Comfort Keepers Canada Resources and Recommendations for Family Caregivers
Many friends and family members elect to be the primary caregiver to a senior themselves. Caregiving is a rewarding endeavor, yet it introduces a range of challenges, difficulties, and concerns that demand considerable attention and planning. Family caregivers should take advantage of the many articles and informational resources that are widely available, and they shouldn’t hesitate to seek professional services, including respite care, if they feel the need for assistance.
Below is a collection of articles and resources created by Comfort Keepers Canada to provide information about Caregiver Resources and related topics.
Featured Caregiver Resources Articles:
At least 1 in 8 Canadians seniors suffer from urinary incontinence according to a Stats Canada report. Bladder incontinence is a highly prevalent disease that not only affects a senior’s health, but impacts their daily lives emotionally, socially, and economically.
Respite care can benefit the health of both Canada’s seniors and their family caregivers. In a study, 60% of family caregivers, ages 19-64, reported “fair or poor” health and one or more chronic conditions or disabilities, compared with only 33% of non-caregivers.
Problems associated with aging can affect a person’s ability to move around, or mobility. Muscle weakness, joint problems, pain, disease, and neurological difficulties can all contribute to mobility problems. They can also make the difference between living at home or in a facility.
What you can expect when your senior loved one returns home after a heart attack depends on its severity and the actual damage to the heart. Seniors over 65 may need eight weeks or more to fully recover, and are more prone to complications than younger patients. If your elder loved one has had a heart attack, it’s essential to understand the changes necessary for a successful recovery.
When should you take the car keys away from your senior or elder loved ones?

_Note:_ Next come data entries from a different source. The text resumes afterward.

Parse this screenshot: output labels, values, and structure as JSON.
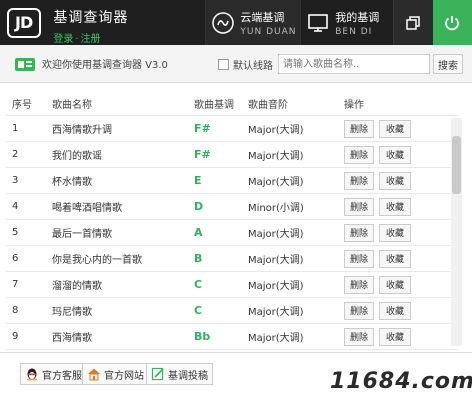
{
  "header": {
    "logo_text": "JD",
    "app_title": "基调查询器",
    "login_label": "登录",
    "register_label": "注册",
    "nav": [
      {
        "cn": "云端基调",
        "en": "YUN DUAN",
        "icon": "cloud-tune-icon"
      },
      {
        "cn": "我的基调",
        "en": "BEN DI",
        "icon": "monitor-icon"
      }
    ],
    "restore_icon": "restore-window-icon",
    "power_icon": "power-icon",
    "accent_color": "#3bb35a"
  },
  "toolbar": {
    "welcome_text": "欢迎你使用基调查询器 V3.0",
    "default_route_label": "默认线路",
    "default_route_checked": false,
    "search_placeholder": "请输入歌曲名称..",
    "search_button": "搜索"
  },
  "table": {
    "columns": [
      "序号",
      "歌曲名称",
      "歌曲基调",
      "歌曲音阶",
      "操作"
    ],
    "delete_label": "删除",
    "favorite_label": "收藏",
    "rows": [
      {
        "idx": "1",
        "name": "西海情歌升调",
        "key": "F#",
        "scale": "Major(大调)"
      },
      {
        "idx": "2",
        "name": "我们的歌谣",
        "key": "F#",
        "scale": "Major(大调)"
      },
      {
        "idx": "3",
        "name": "杯水情歌",
        "key": "E",
        "scale": "Major(大调)"
      },
      {
        "idx": "4",
        "name": "喝着啤酒唱情歌",
        "key": "D",
        "scale": "Minor(小调)"
      },
      {
        "idx": "5",
        "name": "最后一首情歌",
        "key": "A",
        "scale": "Major(大调)"
      },
      {
        "idx": "6",
        "name": "你是我心内的一首歌",
        "key": "B",
        "scale": "Major(大调)"
      },
      {
        "idx": "7",
        "name": "溜溜的情歌",
        "key": "C",
        "scale": "Major(大调)"
      },
      {
        "idx": "8",
        "name": "玛尼情歌",
        "key": "C",
        "scale": "Major(大调)"
      },
      {
        "idx": "9",
        "name": "西海情歌",
        "key": "Bb",
        "scale": "Major(大调)"
      }
    ],
    "scroll_position": 0.06
  },
  "footer": {
    "buttons": [
      {
        "label": "官方客服",
        "icon": "qq-penguin-icon"
      },
      {
        "label": "官方网站",
        "icon": "home-icon"
      },
      {
        "label": "基调投稿",
        "icon": "edit-icon"
      }
    ],
    "watermark": "11684.com"
  }
}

A Caring.com and National Safety Council survey showed that 40 percent of adult children say they’re not comfortable talking to their parents about driving, and would rather discuss funeral arrangements or selling their home.